_WHAT IS EXPECTED_.
Each line of the records is to be returned verbatim, with the images omitted.

START INPUT FOR THIS TASK

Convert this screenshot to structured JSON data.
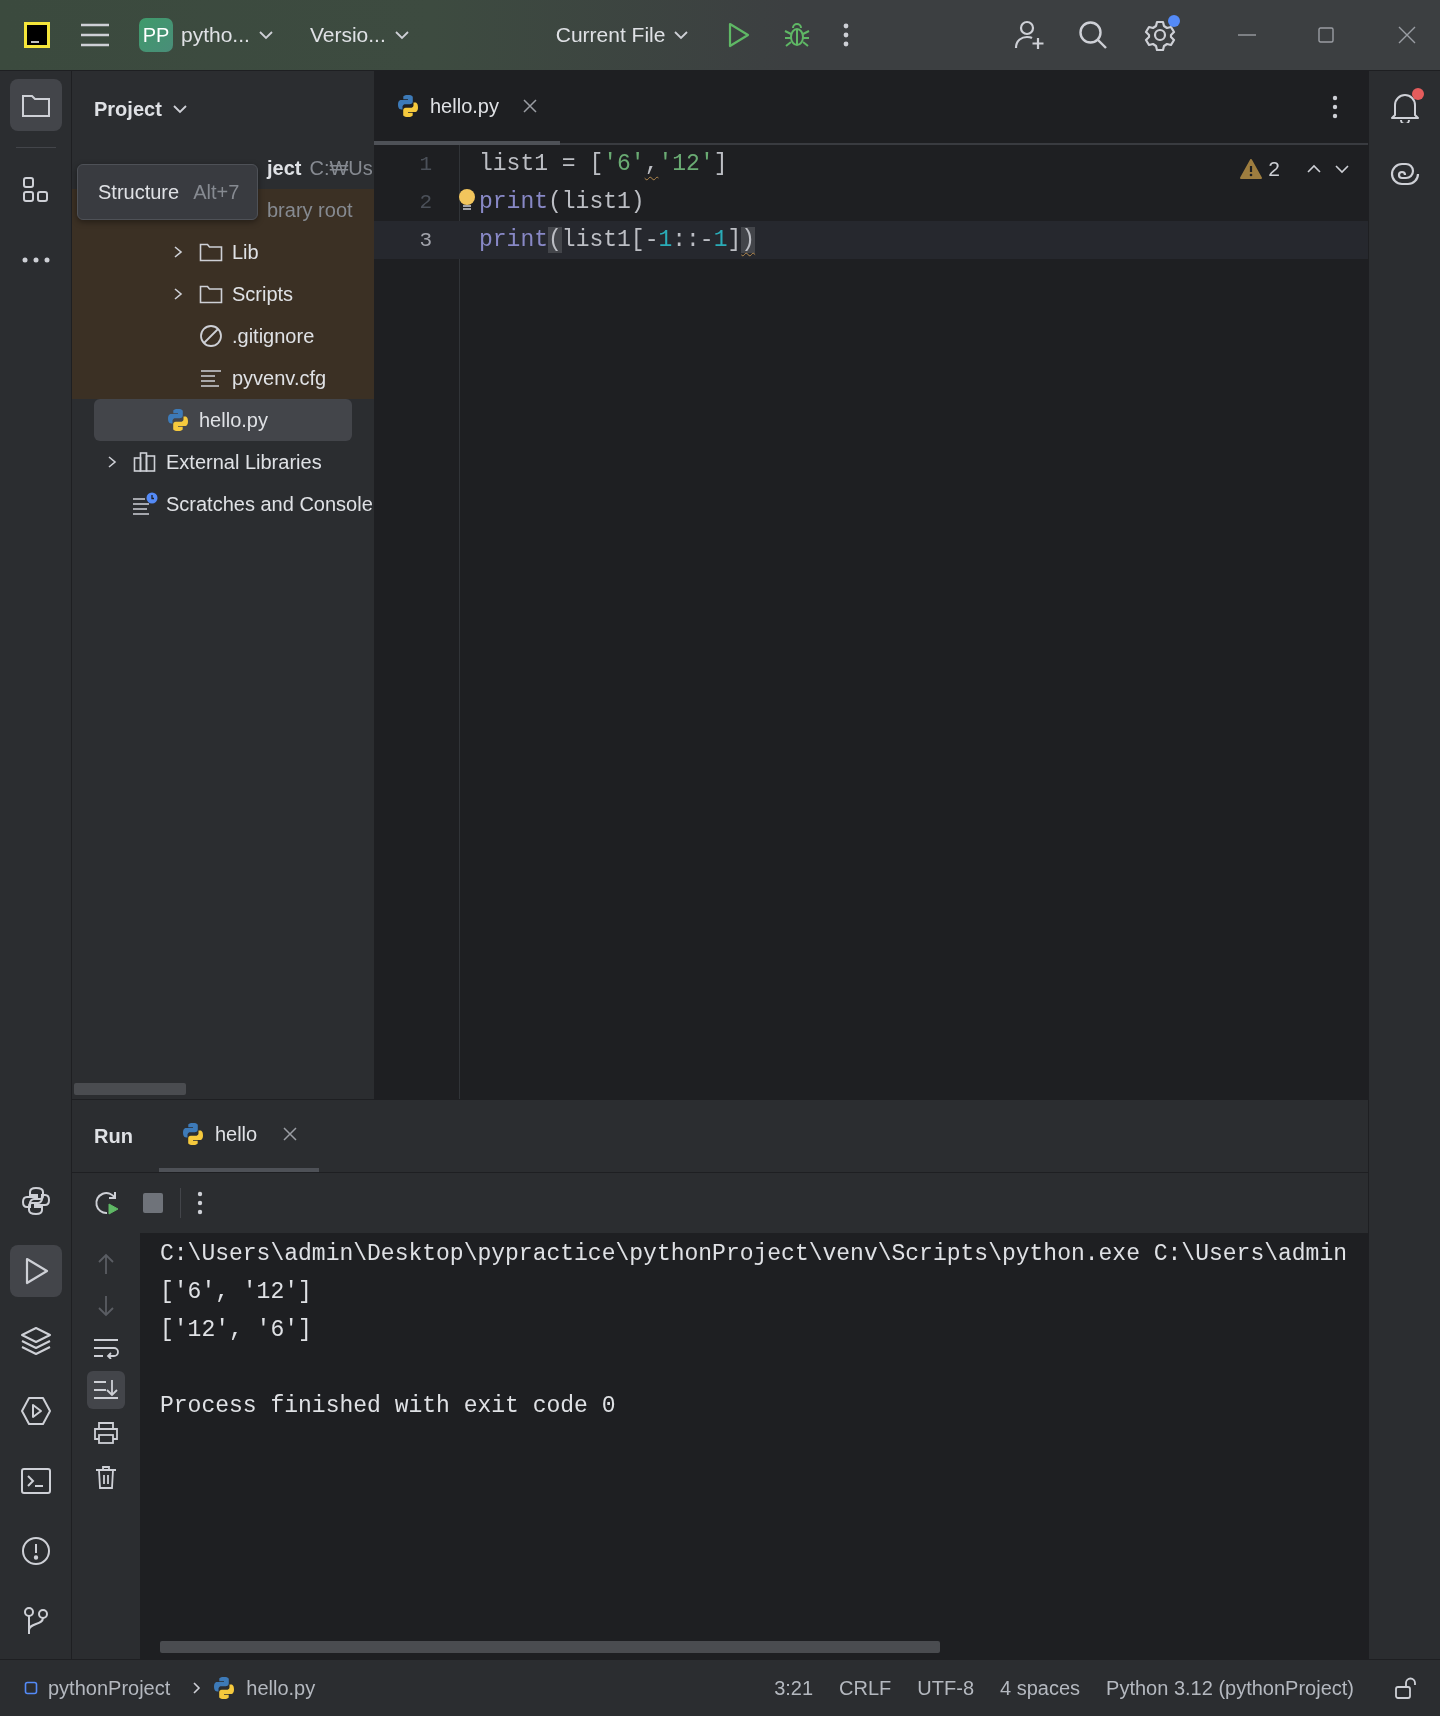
{
  "title_bar": {
    "project_badge": "PP",
    "project": "pytho...",
    "vcs": "Versio...",
    "run_config": "Current File",
    "settings_notification": true
  },
  "left_toolbar": {
    "top": [
      {
        "kind": "project",
        "selected": true
      },
      {
        "kind": "structure",
        "selected": false
      },
      {
        "kind": "more",
        "selected": false
      }
    ],
    "bottom": [
      {
        "kind": "python-console",
        "selected": false
      },
      {
        "kind": "run",
        "selected": true
      },
      {
        "kind": "layers",
        "selected": false
      },
      {
        "kind": "services",
        "selected": false
      },
      {
        "kind": "terminal",
        "selected": false
      },
      {
        "kind": "problems",
        "selected": false
      },
      {
        "kind": "git",
        "selected": false
      }
    ]
  },
  "project_panel": {
    "title": "Project",
    "tree": [
      {
        "name": "ject",
        "path": "C:₩Us",
        "selected": false,
        "children": [
          {
            "hint": "brary root",
            "library_root": true,
            "selected": false,
            "children": [
              {
                "name": "Lib",
                "kind": "folder",
                "expanded": false,
                "selected": false
              },
              {
                "name": "Scripts",
                "kind": "folder",
                "expanded": false,
                "selected": false
              },
              {
                "name": ".gitignore",
                "kind": "ignore",
                "selected": false
              },
              {
                "name": "pyvenv.cfg",
                "kind": "text",
                "selected": false
              }
            ]
          },
          {
            "name": "hello.py",
            "kind": "python",
            "selected": true
          }
        ]
      },
      {
        "name": "External Libraries",
        "kind": "libraries",
        "expanded": false,
        "selected": false
      },
      {
        "name": "Scratches and Console",
        "kind": "scratches",
        "selected": false
      }
    ]
  },
  "tooltip": {
    "label": "Structure",
    "shortcut": "Alt+7"
  },
  "editor": {
    "tabs": [
      {
        "label": "hello.py",
        "selected": true
      }
    ],
    "warnings": "2",
    "lines": [
      {
        "number": "1",
        "current": false,
        "bulb": false,
        "tokens": [
          {
            "text": "list1 = [",
            "kind": "plain"
          },
          {
            "text": "'6'",
            "kind": "string"
          },
          {
            "text": ",",
            "kind": "plain",
            "warning": true
          },
          {
            "text": "'12'",
            "kind": "string"
          },
          {
            "text": "]",
            "kind": "plain"
          }
        ]
      },
      {
        "number": "2",
        "current": false,
        "bulb": true,
        "tokens": [
          {
            "text": "print",
            "kind": "builtin"
          },
          {
            "text": "(list1)",
            "kind": "plain"
          }
        ]
      },
      {
        "number": "3",
        "current": true,
        "bulb": false,
        "tokens": [
          {
            "text": "print",
            "kind": "builtin"
          },
          {
            "text": "(",
            "kind": "plain",
            "matched": true
          },
          {
            "text": "list1[-",
            "kind": "plain"
          },
          {
            "text": "1",
            "kind": "number"
          },
          {
            "text": "::-",
            "kind": "plain"
          },
          {
            "text": "1",
            "kind": "number"
          },
          {
            "text": "]",
            "kind": "plain"
          },
          {
            "text": ")",
            "kind": "plain",
            "matched": true,
            "warning": true
          }
        ]
      }
    ]
  },
  "right_toolbar": {
    "notification": true
  },
  "run_panel": {
    "title": "Run",
    "tabs": [
      {
        "label": "hello",
        "selected": true
      }
    ],
    "scroll_to_end": true,
    "output": [
      {
        "text": "C:\\Users\\admin\\Desktop\\pypractice\\pythonProject\\venv\\Scripts\\python.exe C:\\Users\\admin",
        "kind": "command"
      },
      {
        "text": "['6', '12']",
        "kind": "stdout"
      },
      {
        "text": "['12', '6']",
        "kind": "stdout"
      },
      {
        "text": "Process finished with exit code 0",
        "kind": "status"
      }
    ]
  },
  "status_bar": {
    "breadcrumbs": [
      "pythonProject",
      "hello.py"
    ],
    "position": "3:21",
    "line_separator": "CRLF",
    "encoding": "UTF-8",
    "indent": "4 spaces",
    "interpreter": "Python 3.12 (pythonProject)"
  }
}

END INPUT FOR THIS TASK

_ANSWER TO THE PROBLEM_.
Convert this screenshot to structured JSON data.
{
  "title_bar": {
    "project_badge": "PP",
    "project": "pytho...",
    "vcs": "Versio...",
    "run_config": "Current File",
    "settings_notification": true
  },
  "left_toolbar": {
    "top": [
      {
        "kind": "project",
        "selected": true
      },
      {
        "kind": "structure",
        "selected": false
      },
      {
        "kind": "more",
        "selected": false
      }
    ],
    "bottom": [
      {
        "kind": "python-console",
        "selected": false
      },
      {
        "kind": "run",
        "selected": true
      },
      {
        "kind": "layers",
        "selected": false
      },
      {
        "kind": "services",
        "selected": false
      },
      {
        "kind": "terminal",
        "selected": false
      },
      {
        "kind": "problems",
        "selected": false
      },
      {
        "kind": "git",
        "selected": false
      }
    ]
  },
  "project_panel": {
    "title": "Project",
    "tree": [
      {
        "name": "ject",
        "path": "C:₩Us",
        "selected": false,
        "children": [
          {
            "hint": "brary root",
            "library_root": true,
            "selected": false,
            "children": [
              {
                "name": "Lib",
                "kind": "folder",
                "expanded": false,
                "selected": false
              },
              {
                "name": "Scripts",
                "kind": "folder",
                "expanded": false,
                "selected": false
              },
              {
                "name": ".gitignore",
                "kind": "ignore",
                "selected": false
              },
              {
                "name": "pyvenv.cfg",
                "kind": "text",
                "selected": false
              }
            ]
          },
          {
            "name": "hello.py",
            "kind": "python",
            "selected": true
          }
        ]
      },
      {
        "name": "External Libraries",
        "kind": "libraries",
        "expanded": false,
        "selected": false
      },
      {
        "name": "Scratches and Console",
        "kind": "scratches",
        "selected": false
      }
    ]
  },
  "tooltip": {
    "label": "Structure",
    "shortcut": "Alt+7"
  },
  "editor": {
    "tabs": [
      {
        "label": "hello.py",
        "selected": true
      }
    ],
    "warnings": "2",
    "lines": [
      {
        "number": "1",
        "current": false,
        "bulb": false,
        "tokens": [
          {
            "text": "list1 = [",
            "kind": "plain"
          },
          {
            "text": "'6'",
            "kind": "string"
          },
          {
            "text": ",",
            "kind": "plain",
            "warning": true
          },
          {
            "text": "'12'",
            "kind": "string"
          },
          {
            "text": "]",
            "kind": "plain"
          }
        ]
      },
      {
        "number": "2",
        "current": false,
        "bulb": true,
        "tokens": [
          {
            "text": "print",
            "kind": "builtin"
          },
          {
            "text": "(list1)",
            "kind": "plain"
          }
        ]
      },
      {
        "number": "3",
        "current": true,
        "bulb": false,
        "tokens": [
          {
            "text": "print",
            "kind": "builtin"
          },
          {
            "text": "(",
            "kind": "plain",
            "matched": true
          },
          {
            "text": "list1[-",
            "kind": "plain"
          },
          {
            "text": "1",
            "kind": "number"
          },
          {
            "text": "::-",
            "kind": "plain"
          },
          {
            "text": "1",
            "kind": "number"
          },
          {
            "text": "]",
            "kind": "plain"
          },
          {
            "text": ")",
            "kind": "plain",
            "matched": true,
            "warning": true
          }
        ]
      }
    ]
  },
  "right_toolbar": {
    "notification": true
  },
  "run_panel": {
    "title": "Run",
    "tabs": [
      {
        "label": "hello",
        "selected": true
      }
    ],
    "scroll_to_end": true,
    "output": [
      {
        "text": "C:\\Users\\admin\\Desktop\\pypractice\\pythonProject\\venv\\Scripts\\python.exe C:\\Users\\admin",
        "kind": "command"
      },
      {
        "text": "['6', '12']",
        "kind": "stdout"
      },
      {
        "text": "['12', '6']",
        "kind": "stdout"
      },
      {
        "text": "Process finished with exit code 0",
        "kind": "status"
      }
    ]
  },
  "status_bar": {
    "breadcrumbs": [
      "pythonProject",
      "hello.py"
    ],
    "position": "3:21",
    "line_separator": "CRLF",
    "encoding": "UTF-8",
    "indent": "4 spaces",
    "interpreter": "Python 3.12 (pythonProject)"
  }
}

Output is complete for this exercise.